This time of year there are a lot of prognosticators making predictions.
Last week I attended a briefing by the PwC consulting firm, which is among the best at analyzing what's going on in the automobile industry.
We heard a range of comments and predictions about 2012. Even though there are several economic and political scenarios that seem like they would have a dramatic impact on the world economy, particularly the automobile industry, the change in auto production and sales isn't expected to be that great.
If the yen stays below 80 to the dollar or the government of Iran blocks the Strait of Hormuz, forcing gasoline prices to skyrocket, or even if a dreaded double-dip recession hits the U.S. economy, car sales will vary -- but not as much as I might fear.

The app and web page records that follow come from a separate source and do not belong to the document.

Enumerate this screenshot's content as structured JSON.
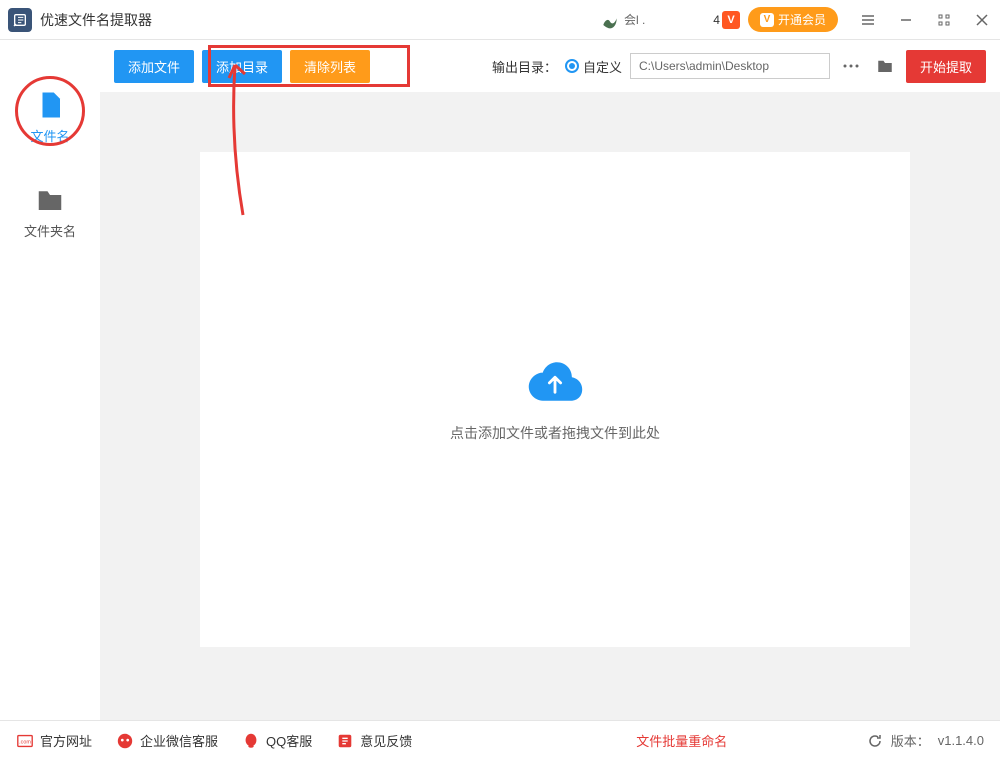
{
  "titlebar": {
    "app_name": "优速文件名提取器",
    "user_name": "会l .",
    "badge_num": "4",
    "vip_label": "开通会员"
  },
  "sidebar": {
    "items": [
      {
        "label": "文件名"
      },
      {
        "label": "文件夹名"
      }
    ]
  },
  "toolbar": {
    "add_file": "添加文件",
    "add_dir": "添加目录",
    "clear_list": "清除列表",
    "output_label": "输出目录：",
    "radio_custom": "自定义",
    "path_value": "C:\\Users\\admin\\Desktop",
    "start_btn": "开始提取"
  },
  "dropzone": {
    "text": "点击添加文件或者拖拽文件到此处"
  },
  "footer": {
    "official": "官方网址",
    "wechat": "企业微信客服",
    "qq": "QQ客服",
    "feedback": "意见反馈",
    "batch_rename": "文件批量重命名",
    "version_label": "版本：",
    "version": "v1.1.4.0"
  }
}
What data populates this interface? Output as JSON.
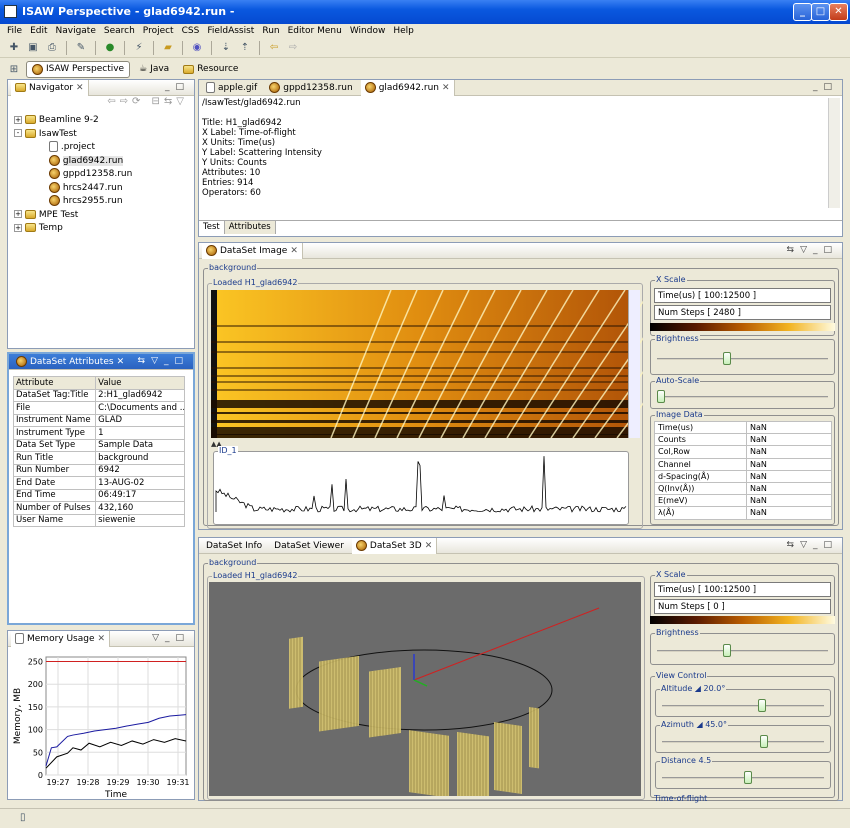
{
  "window": {
    "title": "ISAW Perspective - glad6942.run -"
  },
  "menu": [
    "File",
    "Edit",
    "Navigate",
    "Search",
    "Project",
    "CSS",
    "FieldAssist",
    "Run",
    "Editor Menu",
    "Window",
    "Help"
  ],
  "perspectives": [
    "ISAW Perspective",
    "Java",
    "Resource"
  ],
  "navigator": {
    "title": "Navigator",
    "tree": [
      {
        "label": "Beamline 9-2",
        "type": "folder",
        "indent": 0,
        "toggle": "+"
      },
      {
        "label": "IsawTest",
        "type": "folder",
        "indent": 0,
        "toggle": "-"
      },
      {
        "label": ".project",
        "type": "file",
        "indent": 1
      },
      {
        "label": "glad6942.run",
        "type": "run",
        "indent": 1,
        "selected": true
      },
      {
        "label": "gppd12358.run",
        "type": "run",
        "indent": 1
      },
      {
        "label": "hrcs2447.run",
        "type": "run",
        "indent": 1
      },
      {
        "label": "hrcs2955.run",
        "type": "run",
        "indent": 1
      },
      {
        "label": "MPE Test",
        "type": "folder",
        "indent": 0,
        "toggle": "+"
      },
      {
        "label": "Temp",
        "type": "folder",
        "indent": 0,
        "toggle": "+"
      }
    ]
  },
  "attributes": {
    "title": "DataSet Attributes",
    "col1": "Attribute",
    "col2": "Value",
    "rows": [
      [
        "DataSet Tag:Title",
        "2:H1_glad6942"
      ],
      [
        "File",
        "C:\\Documents and ..."
      ],
      [
        "Instrument Name",
        "GLAD"
      ],
      [
        "Instrument Type",
        "1"
      ],
      [
        "Data Set Type",
        "Sample Data"
      ],
      [
        "Run Title",
        "background"
      ],
      [
        "Run Number",
        "6942"
      ],
      [
        "End Date",
        "13-AUG-02"
      ],
      [
        "End Time",
        "06:49:17"
      ],
      [
        "Number of Pulses",
        "432,160"
      ],
      [
        "User Name",
        "siewenie"
      ]
    ]
  },
  "memory": {
    "title": "Memory Usage"
  },
  "chart_data": {
    "type": "line",
    "title": "",
    "xlabel": "Time",
    "ylabel": "Memory, MB",
    "x_ticks": [
      "19:27",
      "19:28",
      "19:29",
      "19:30",
      "19:31"
    ],
    "y_ticks": [
      0,
      50,
      100,
      150,
      200,
      250
    ],
    "ylim": [
      0,
      260
    ],
    "series": [
      {
        "color": "#d02020",
        "x": [
          0,
          5.2
        ],
        "values": [
          250,
          250
        ]
      },
      {
        "color": "#1a1aa0",
        "x": [
          0,
          0.2,
          0.4,
          0.8,
          1.0,
          1.4,
          1.8,
          2.2,
          2.6,
          3.0,
          3.4,
          3.8,
          4.2,
          4.6,
          5.0,
          5.2
        ],
        "values": [
          20,
          60,
          62,
          85,
          88,
          92,
          97,
          100,
          103,
          108,
          112,
          116,
          125,
          130,
          132,
          133
        ]
      },
      {
        "color": "#000000",
        "x": [
          0,
          0.4,
          0.8,
          1.0,
          1.3,
          1.6,
          2.0,
          2.4,
          2.8,
          3.2,
          3.6,
          4.0,
          4.4,
          4.8,
          5.2
        ],
        "values": [
          15,
          40,
          48,
          60,
          55,
          70,
          62,
          72,
          65,
          75,
          68,
          78,
          72,
          80,
          75
        ]
      }
    ]
  },
  "editor": {
    "tabs": [
      "apple.gif",
      "gppd12358.run",
      "glad6942.run"
    ],
    "path": "/IsawTest/glad6942.run",
    "lines": [
      "Title: H1_glad6942",
      "X Label: Time-of-flight",
      "X Units: Time(us)",
      "Y Label: Scattering Intensity",
      "Y Units: Counts",
      "Attributes: 10",
      "Entries: 914",
      "Operators: 60"
    ],
    "bottom_tabs": [
      "Test",
      "Attributes"
    ]
  },
  "image_view": {
    "title": "DataSet Image",
    "group": "background",
    "loaded": "Loaded H1_glad6942",
    "id_label": "ID_1",
    "xscale": {
      "label": "X Scale",
      "time": "Time(us) [ 100:12500 ]",
      "steps": "Num Steps [ 2480 ]"
    },
    "brightness": "Brightness",
    "autoscale": "Auto-Scale",
    "image_data": "Image Data",
    "image_rows": [
      [
        "Time(us)",
        "NaN"
      ],
      [
        "Counts",
        "NaN"
      ],
      [
        "Col,Row",
        "NaN"
      ],
      [
        "Channel",
        "NaN"
      ],
      [
        "d-Spacing(Å)",
        "NaN"
      ],
      [
        "Q(Inv(Å))",
        "NaN"
      ],
      [
        "E(meV)",
        "NaN"
      ],
      [
        "λ(Å)",
        "NaN"
      ]
    ]
  },
  "view3d": {
    "tabs": [
      "DataSet Info",
      "DataSet Viewer",
      "DataSet 3D"
    ],
    "group": "background",
    "loaded": "Loaded H1_glad6942",
    "xscale": {
      "label": "X Scale",
      "time": "Time(us) [ 100:12500 ]",
      "steps": "Num Steps [ 0 ]"
    },
    "brightness": "Brightness",
    "view_control": "View Control",
    "altitude": "Altitude ◢ 20.0°",
    "azimuth": "Azimuth ◢ 45.0°",
    "distance": "Distance 4.5",
    "tof": "Time-of-flight"
  }
}
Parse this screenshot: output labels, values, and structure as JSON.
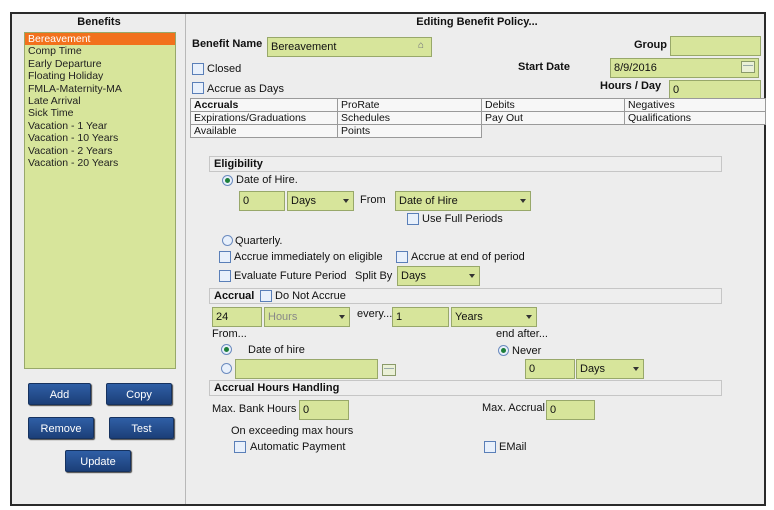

A European meltdown probably wouldn't have much of an impact on the North American economy, but it's bound to affect the economy of some countries with companies that export to the United States.
We're going to see an increasing trend to build vehicles where you sell them. That makes a lot of sense considering the events of the past year or so. It becomes a crapshoot if you must worry about the entire global supply base when all you want to do is build some cars and sell them in a particular market.
Considering all the horrible economic events of the past decade, it is amazing that we haven't seen larger swings in sales and production.
The financial crisis of the past few years pushed a couple of the Detroit 3 into bankruptcy, caused a severe impact on everyone and threw most forecasts into a cocked hat. Nothing made sense for at least 12 months, and for some a lot longer.
General Motors and Chrysler are still trying to recover from those dark days. And after that meltdown we saw a complete restructuring of the retail business, as well as the supplier side.
Meanwhile, a motor show is opening in the Motor City this week. It will be full of new products that are bound to tempt the reluctant buyer.
It's business as usual. And that means selling those cars and trucks one at a time.